In Porter Ranch, however, this enzyme was being used by a previously unknown kind of Sphingobium microbe. Near the leak, these soil bacteria appeared to have experienced a massive population boom — the ones found near the rupture were about 100,000 times more abundant than those at spots that were farther from the leak. The scientists also saw the abundance of Sphingobium drop off over time, a sign that the surge was linked to the methane leak.
Here’s the really confusing part: The Sphingobium bacteria were not supposed to have this enzyme, and were not supposed to be eating methane in soil. That job was supposed to belong to other well-known microbes using different enzymes — which, in spite of the sudden abundance of natural gas, didn’t seem to be doing much at all.
How did deep-sea microbes and surface-soil microbes, living worlds apart and in vastly different conditions, both end up with these so-called Group X enzymes?
There was another strange thing about the enzyme: It wasn’t coded into the Sphingobium genome, as enzymes typically are.
Instead, the researchers suspect these Sphingobium bacteria got the gas-munching enzyme thanks to plasmids, little loops of DNA that exist outside of the bacteria’s main genomic hub. Plasmids can copy themselves independently and even be passed between microbes, just as construction workers might pass along a handy wrench or hammer.
“It’s like a little package of goodies — you can accessorize your capabilities with these little pieces of DNA,” Orphan said. “Things like antibiotic resistance [are] very often coded on plasmids. This is how, in some cases, resistance passes very quickly through a community of microorganisms.”
The scientists were able to culture the Sphingobium bacteria in the lab. They considered it a rare feat, as it’s very difficult to grow the marine microbes they usually work with.
In experiments, this new candidate species (currently dubbed Sphingobium alkanivorans, or ‘alkane-eater’) was able to eat ethane in a pure culture, but not methane. However, when they took that culture and returned it to its natural environment, methane levels in the soil went down too.
It’s unclear whether the microbes are consuming the methane directly, whether they’re helping a different species break it down or whether another species is doing all the work alone, Orphan said. Determining exactly why the methane is disappearing will take more research.
There are some early hints that Sphingobium might have an ally: The samples were highly enriched in other bacteria from the genus Massilia.

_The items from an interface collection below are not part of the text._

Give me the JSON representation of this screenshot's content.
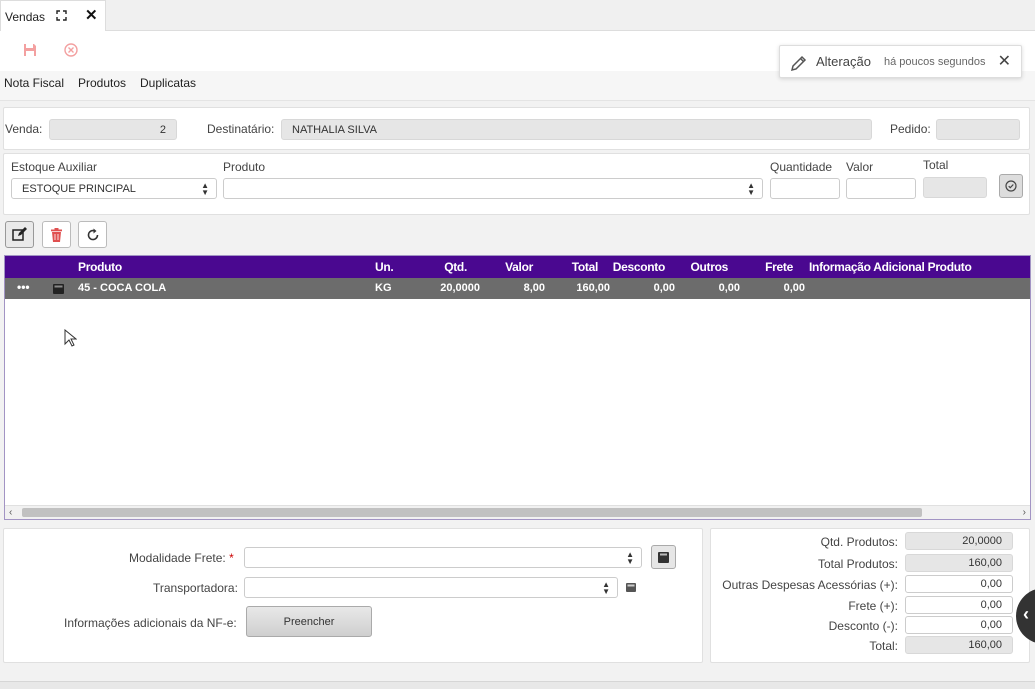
{
  "tab": {
    "title": "Vendas"
  },
  "toast": {
    "title": "Alteração",
    "time": "há poucos segundos"
  },
  "menu": {
    "items": [
      "Nota Fiscal",
      "Produtos",
      "Duplicatas"
    ]
  },
  "header": {
    "venda_label": "Venda:",
    "venda_value": "2",
    "destinatario_label": "Destinatário:",
    "destinatario_value": "NATHALIA SILVA",
    "pedido_label": "Pedido:",
    "pedido_value": ""
  },
  "product_entry": {
    "estoque_label": "Estoque Auxiliar",
    "estoque_value": "ESTOQUE PRINCIPAL",
    "produto_label": "Produto",
    "produto_value": "",
    "quantidade_label": "Quantidade",
    "valor_label": "Valor",
    "total_label": "Total"
  },
  "grid": {
    "columns": [
      "Produto",
      "Un.",
      "Qtd.",
      "Valor",
      "Total",
      "Desconto",
      "Outros",
      "Frete",
      "Informação Adicional Produto"
    ],
    "rows": [
      {
        "menu": "•••",
        "produto": "45 - COCA COLA",
        "un": "KG",
        "qtd": "20,0000",
        "valor": "8,00",
        "total": "160,00",
        "desconto": "0,00",
        "outros": "0,00",
        "frete": "0,00",
        "info": ""
      }
    ]
  },
  "transport": {
    "modalidade_label": "Modalidade Frete:",
    "required_mark": "*",
    "transportadora_label": "Transportadora:",
    "info_label": "Informações adicionais da NF-e:",
    "fill_button": "Preencher"
  },
  "totals": {
    "qtd_produtos_label": "Qtd. Produtos:",
    "qtd_produtos": "20,0000",
    "total_produtos_label": "Total Produtos:",
    "total_produtos": "160,00",
    "outras_label": "Outras Despesas Acessórias (+):",
    "outras": "0,00",
    "frete_label": "Frete (+):",
    "frete": "0,00",
    "desconto_label": "Desconto (-):",
    "desconto": "0,00",
    "total_label": "Total:",
    "total": "160,00"
  },
  "colors": {
    "grid_header": "#4a0890",
    "selected_row": "#6c6c6c",
    "danger": "#e05050"
  }
}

It’s possible they were all working in cahoots to process the methane, though it’s not yet clear.
If these Sphingobium bacteria are cooperating with other microbes to break down methane, the scientists hope to gain fresh insights into the complex relationships between supposedly simple microorganisms — the kinds of interactions that Orphan has been probing in deep-sea microbes for years.
If these organisms do turn out to play some role in digesting methane, they can be studied and put to use.
“You can develop it as a biotechnology, perhaps to use in fracking sites or feed lots or landfills or these sorts of things where methane is produced,” Tavormina said.
In some ways, the situation echoes the microbial response to marine oil spills: The hydrocarbon-digesting microbes that you expect to consume these products aren’t always the ones equipped to handle fast-changing situations.
Instead, the ones that will be useful for humans may be the ones that just happen to have the right tools for a particular situation. The key may be in these plasmid-encoded instructions, which probably lie dormant and ignored for long stretches of time until circumstances suddenly call upon them, Tavormina said.
Ultimately, understanding the mechanisms that allow a microbial community to respond to an event like the Aliso Canyon leak will help scientists harness the power of bacteria for future environmental disasters.